(323 words)

Author(s): Adam Guerin
A prominent Egyptian family of Sephardi origin, the Adès owned and operated one of the oldest and largest wholesale businesses in Egypt, as well as a chain of department stores in Cairo and Alexandria. Members of the Adès family were active in the textile trade during the latter half of the nineteenth and first half of the twentieth century.       The first Adès department store was founded by the brothers Nessim and David Adès in 1899 with branches in Cairo, Tanta, and Fayum. By 1912 the brothers had split up and organized separate import-export ventures with members of the Sakal family. Ne…

Adda Family

(380 words)

Author(s): Adam Guerin
The Addas, one of the first Jewish families in Egypt to engage in trade with Europe in the modern period, made significant contributions to Egypt’s economic development and held important governmental posts in the nineteenth and twentieth centuries. The first noteworthy member of the family was Sabbato Adda, whom Napoleon Bonaparte named grand prêtre de la nation juive in 1798, responsible for relations between the Egyptian Jewish community and the French army of occupation. Other members of the family played integral roles in the Jewish community an…

Ceresi, Marcel

(321 words)

Author(s): Adam Guerin
Born in 1913, Marcel Ceresi (also known as Marcel Israel) was a prominent Communist organizer in Egypt and Italy in the twentieth century. Ceresi’s political career began as a youth coordinator of Wafd demonstrations against King Fuad in 1930. In 1936 he volunteered to fight in the Spanish Civil War as a member of the International Brigades but was denied entry into the country. Ceresi traveled extensively and was connected to other Communist parties in the Mediterranean region, maintaining international contacts in Syria, Lebanon and elsewhere.In 1939 Ceresi and Raoul Curiel founde…

Rosenthal, Joseph

(331 words)

Author(s): Adam Guerin
Joseph Rosenthal (1867–1927) was born in Beirut to an immigrant family of Russian Ashkenazi origin. Early in his youth Rosenthal moved to Alexandria, and by the late 1890s he was active in socialist study groups and workers’ organizations. A jeweler by profession, Rosenthal was a charter member of the first socialist group in Egypt, the Groupe d’Etudes Sociales. In 1921, together with Salāma Mūsā, Muḥammad ‘Abd Allāh ‘Inān, and Maḥmūd Ḥusnī al-‘Arabī, he helped found the Egyptian Socialist Party, which the next year changed its name to the Communist Party of Egypt (CPE). The Britis…

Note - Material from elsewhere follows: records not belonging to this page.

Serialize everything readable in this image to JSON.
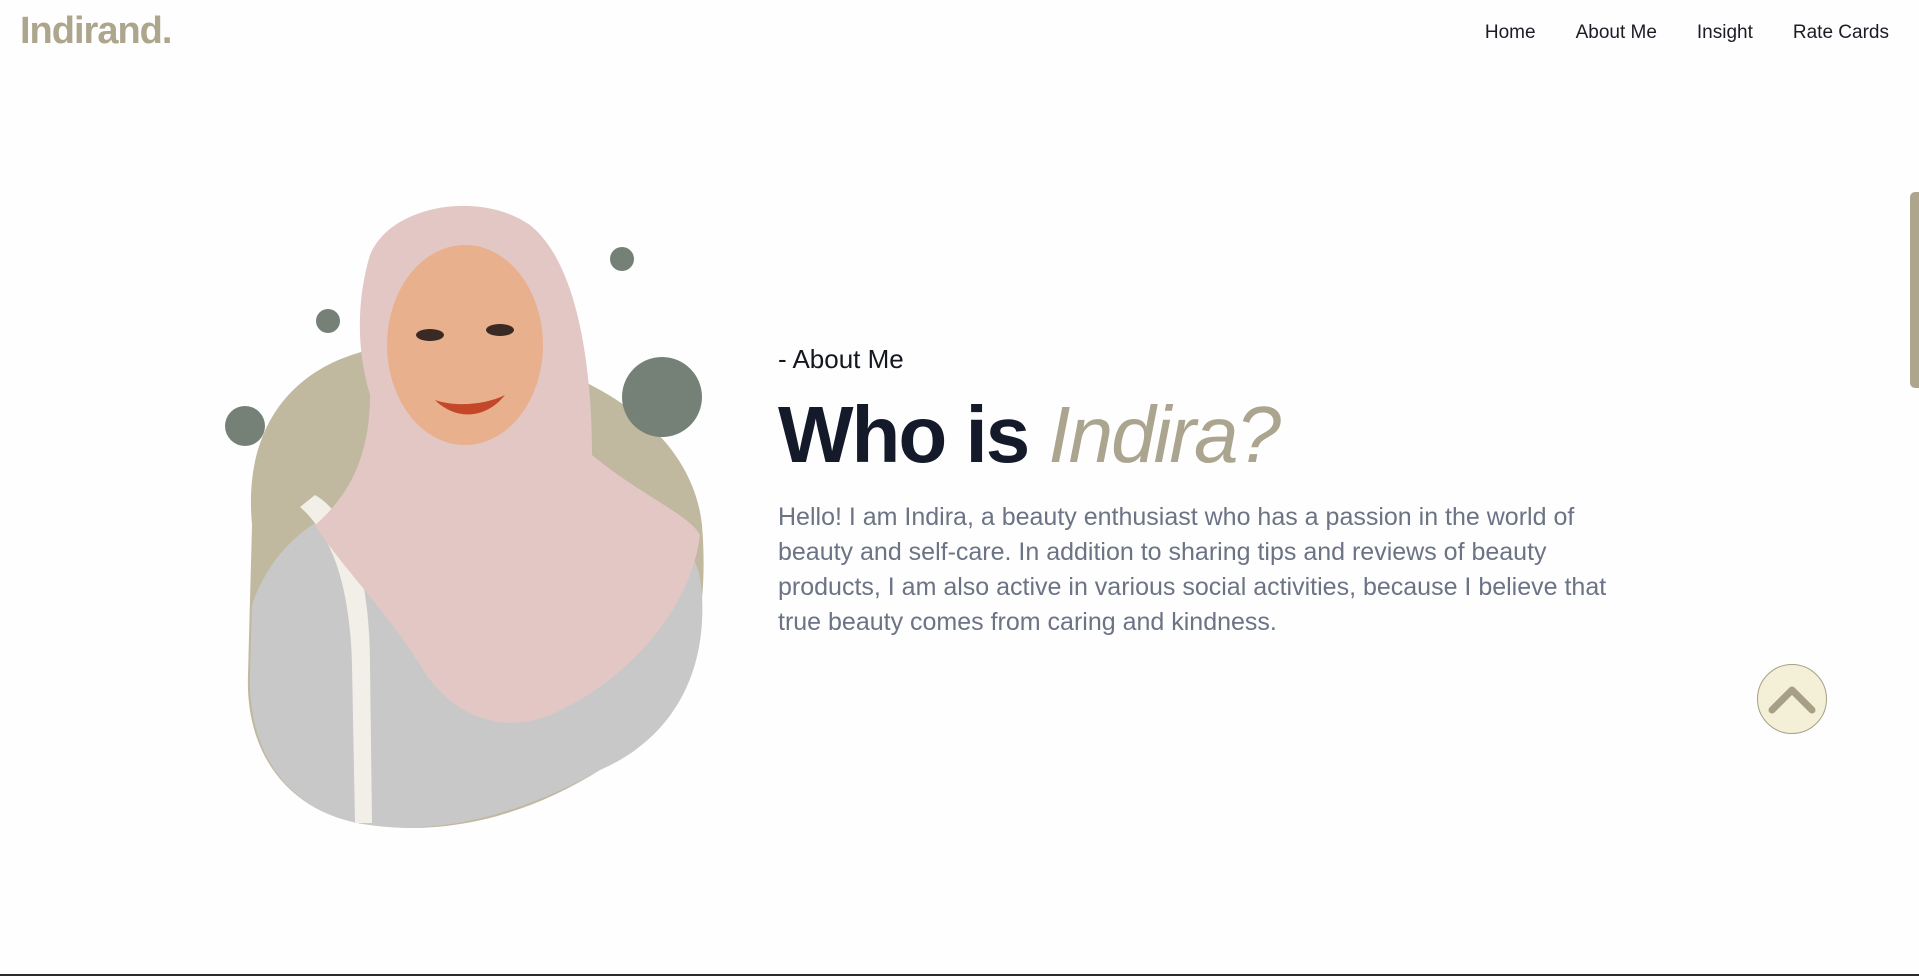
{
  "brand": {
    "logo": "Indirand."
  },
  "nav": {
    "items": [
      {
        "label": "Home"
      },
      {
        "label": "About Me"
      },
      {
        "label": "Insight"
      },
      {
        "label": "Rate Cards"
      }
    ]
  },
  "about": {
    "eyebrow": "- About Me",
    "heading_main": "Who is",
    "heading_accent": "Indira?",
    "description": "Hello! I am Indira, a beauty enthusiast who has a passion in the world of beauty and self-care. In addition to sharing tips and reviews of beauty products, I am also active in various social activities, because I believe that true beauty comes from caring and kindness."
  },
  "colors": {
    "brand": "#ada58c",
    "blob": "#c0b9a0",
    "dots": "#758077",
    "text_dark": "#141a2a",
    "text_muted": "#6b7384",
    "back_to_top_bg": "#f3f0d7"
  },
  "icons": {
    "back_to_top": "chevron-up-icon"
  }
}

Rolo Family

(393 words)

Author(s): Adam Guerin
The Rolos were an important and politically influential Jewish banking family in Alexandria in the nineteenth and twentieth centuries. Arriving in Egypt as Sephardi immigrants, the Rolos settled in the Jewish quarter of Cairo before moving to Alexandria sometime around 1850. The family was originally engaged in money-lending but slowly moved into modern banking and investment by the late nineteenth century. Ruben  Rolo (1820-?) directed a prosperous trading company that imported indigo. Jacob/Giacomo (1847–1917), with his brother Simon and several other partners, op…

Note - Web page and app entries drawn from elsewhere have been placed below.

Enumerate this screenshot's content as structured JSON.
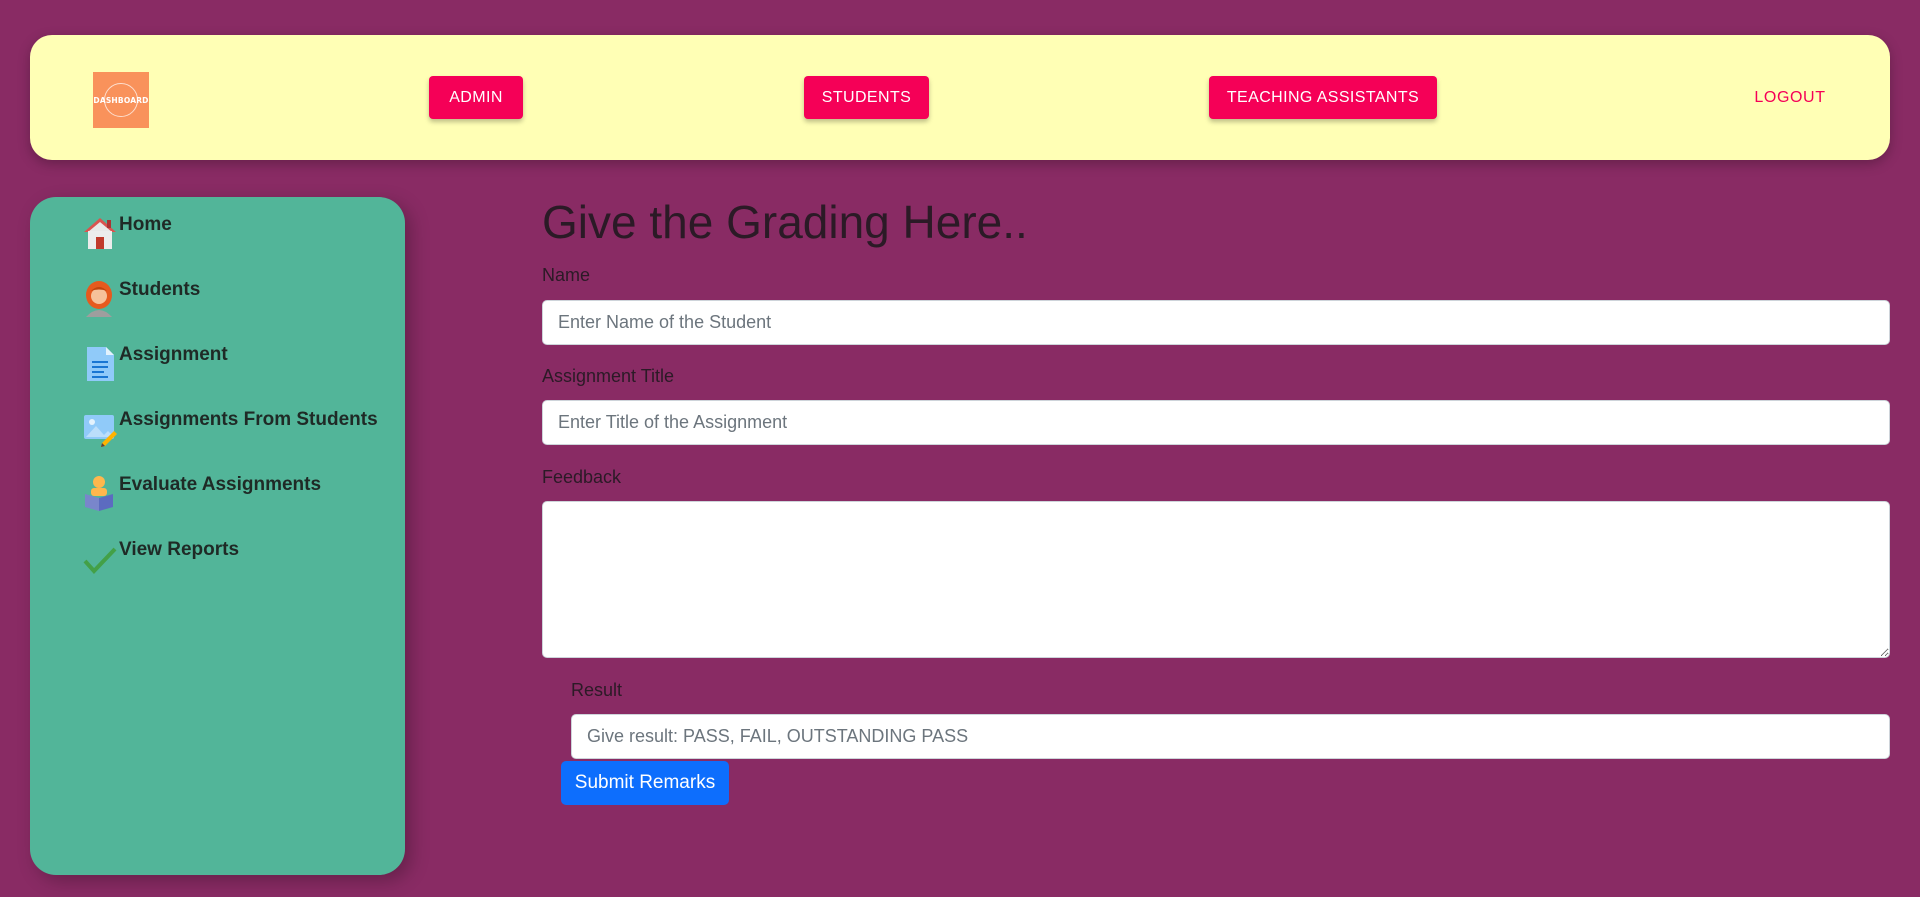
{
  "header": {
    "logo_text": "DASHBOARD",
    "nav": [
      {
        "label": "ADMIN"
      },
      {
        "label": "STUDENTS"
      },
      {
        "label": "TEACHING ASSISTANTS"
      }
    ],
    "logout_label": "LOGOUT"
  },
  "sidebar": {
    "items": [
      {
        "label": "Home",
        "icon": "house-icon"
      },
      {
        "label": "Students",
        "icon": "student-icon"
      },
      {
        "label": "Assignment",
        "icon": "document-icon"
      },
      {
        "label": "Assignments From Students",
        "icon": "image-edit-icon"
      },
      {
        "label": "Evaluate Assignments",
        "icon": "reader-icon"
      },
      {
        "label": "View Reports",
        "icon": "checkmark-icon"
      }
    ]
  },
  "form": {
    "title": "Give the Grading Here..",
    "name_label": "Name",
    "name_placeholder": "Enter Name of the Student",
    "name_value": "",
    "assignment_label": "Assignment Title",
    "assignment_placeholder": "Enter Title of the Assignment",
    "assignment_value": "",
    "feedback_label": "Feedback",
    "feedback_value": "",
    "result_label": "Result",
    "result_placeholder": "Give result: PASS, FAIL, OUTSTANDING PASS",
    "result_value": "",
    "submit_label": "Submit Remarks"
  },
  "colors": {
    "background": "#892b64",
    "topbar": "#ffffb5",
    "sidebar": "#52b599",
    "nav_button": "#f50057",
    "submit_button": "#0d6efd",
    "logo": "#f9925b"
  }
}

Darwīsh, Yūsuf

(359 words)

Author(s): Adam Guerin
Yūsuf Darwīsh (b. 1910), a prominent Egyptian labor lawyer and Communist leader from the 1930s to the 1960s, was a Karaite Jew of middle-class origins. As a student at the University of Toulouse, Darwīsh founded the Association of Arab Students and was active in anti-Fascist and pro-Arab Palestinian organizations. Returning to Egypt, Darwīsh was a member of the Cairo branch of Paul Jacquot Descombes’s group, Peace Partisans, and became involved in Egyptian Communist organizations. In 1946, Darwīsh founded the New Dawn (Ar. al-Fajr al-Jadīd) Communist group with Aḥmad Ṣādiq Saʿd a…

Menasce Family

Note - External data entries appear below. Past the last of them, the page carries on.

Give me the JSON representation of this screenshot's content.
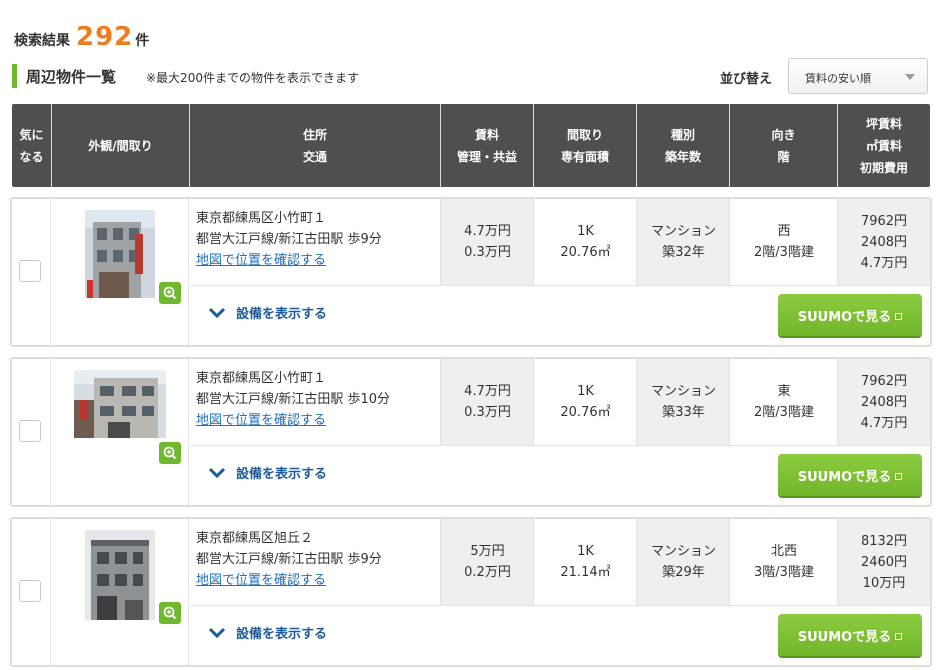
{
  "summary": {
    "label": "検索結果",
    "count": "292",
    "unit": "件"
  },
  "section": {
    "title": "周辺物件一覧",
    "note": "※最大200件までの物件を表示できます"
  },
  "sort": {
    "label": "並び替え",
    "value": "賃料の安い順"
  },
  "colors": {
    "accent_green": "#6fb92c",
    "count_orange": "#ee7d20",
    "header_bg": "#4f4f4f",
    "link_blue": "#1f6fbf"
  },
  "table_header": {
    "fav": [
      "気に",
      "なる"
    ],
    "photo": "外観/間取り",
    "address": [
      "住所",
      "交通"
    ],
    "rent": [
      "賃料",
      "管理・共益"
    ],
    "layout": [
      "間取り",
      "専有面積"
    ],
    "type": [
      "種別",
      "築年数"
    ],
    "direction": [
      "向き",
      "階"
    ],
    "unit_price": [
      "坪賃料",
      "㎡賃料",
      "初期費用"
    ]
  },
  "listings": [
    {
      "address": "東京都練馬区小竹町１",
      "access": "都営大江戸線/新江古田駅 歩9分",
      "map_link": "地図で位置を確認する",
      "rent": "4.7万円",
      "fee": "0.3万円",
      "layout": "1K",
      "area": "20.76㎡",
      "type": "マンション",
      "age": "築32年",
      "direction": "西",
      "floor": "2階/3階建",
      "tsubo_price": "7962円",
      "sqm_price": "2408円",
      "initial_cost": "4.7万円",
      "expand_label": "設備を表示する",
      "suumo_label": "SUUMOで見る",
      "photo_icon": "building-photo"
    },
    {
      "address": "東京都練馬区小竹町１",
      "access": "都営大江戸線/新江古田駅 歩10分",
      "map_link": "地図で位置を確認する",
      "rent": "4.7万円",
      "fee": "0.3万円",
      "layout": "1K",
      "area": "20.76㎡",
      "type": "マンション",
      "age": "築33年",
      "direction": "東",
      "floor": "2階/3階建",
      "tsubo_price": "7962円",
      "sqm_price": "2408円",
      "initial_cost": "4.7万円",
      "expand_label": "設備を表示する",
      "suumo_label": "SUUMOで見る",
      "photo_icon": "building-photo"
    },
    {
      "address": "東京都練馬区旭丘２",
      "access": "都営大江戸線/新江古田駅 歩9分",
      "map_link": "地図で位置を確認する",
      "rent": "5万円",
      "fee": "0.2万円",
      "layout": "1K",
      "area": "21.14㎡",
      "type": "マンション",
      "age": "築29年",
      "direction": "北西",
      "floor": "3階/3階建",
      "tsubo_price": "8132円",
      "sqm_price": "2460円",
      "initial_cost": "10万円",
      "expand_label": "設備を表示する",
      "suumo_label": "SUUMOで見る",
      "photo_icon": "building-photo"
    }
  ]
}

(666 words)

Author(s): Adam Guerin
The Menasce family, of Sephardi origin, was one of the wealthiest and most powerful Egyptian Jewish families in the nineteenth and twentieth centuries. The first members of the family to settle in Egypt came there from Palestine and Morocco. The earliest mention of the family in Cairo dates to the eighteenth century. Jacob de Menasce (1807–1887) began his career as a money-changer (Ar. ṣarrāf) and banker in Cairo’s Jewish quarter; later, in partnership with Jacob Cattaoui (Qaṭṭāwī), he opened the international banking and trading house of J. L. Menasce et fils, with branches thr…

Goar Family

(260 words)

Author(s): Adam Guerin
The Goars were an influential Jewish family in Alexandria involved in the import/export trade and banking. In the twentieth century, the brothers Edwin and Jack Goar distinguished themselves as important figures in the Alexandrine Jewish community. Edwin (1875–?), the elder of the two, was schooled in Switzerland and became one of Alexandria’s foremost import-export merchants. He belonged to the important business associations, served on several company boards, and was elected vice president and later president of the Jewish Community Council from 1948 to 1956. Jack G…


(1,273 words)

Author(s): Adam Guerin
The Mzab is a vast region of some 8,000 square kilometers (3,089 square miles) in the northern Sahara desert, located in the Ghardaia province of Algeria, approximately 500 kilometers (311 miles) south of Algiers. It is a stony plain cut by deep winding valleys. There are five major cities situated along a 72-kilometer (45-mile) stretch in the Mzab Valley: El Atteuf, Bou Noura, Beni Isguen, Melika, and the largest settlement, Ghardaia. For centuries, the Mzab Valley was one of the most important oases along the trans-Saharan trade route. The region was historically populated by…

Mosseri Family

(579 words)

Author(s): Adam Guerin
The Mosseris were a prominent Jewish family in Cairo in the nineteenth and twentieth centuries. Bankers, financiers, and industrialists, they held Italian citizenship, tracing their arrival from Livorno (see Leghorn (Livorno)) to Egypt in the late eighteenth century. Mūsā al-Kabīr, the first known member of the family in Egypt, owned real estate in the Jewish quarter of Cairo in the early nineteenth century. His son, Joseph Nissim Sr., continued the family’s real estate business until his death in 1876. His four sons used the capital from the family’s real…

Picciotto, Joseph Elie Bey

(395 words)

Author(s): Maurits H. van den Boogert | Adam Guerin
Joseph Elie (bey) de Picciotto (1872–1938) was a civic activist, Jewish community leader, and philanthropist in Alexandria. A much-honored public figure, he received the title of bey from King Fuʾād I in 1920, and a year later was awarded the academic title of Officier de l’Instruction Publique by the French government      Born into an Alexandrian immigrant family originally from Aleppo, Picciotto worked in a trading firm for much of his youth. In 1896, he married Judith Curiel, daughter of the well-known banker Henri Curiel, and established his own trading business with help …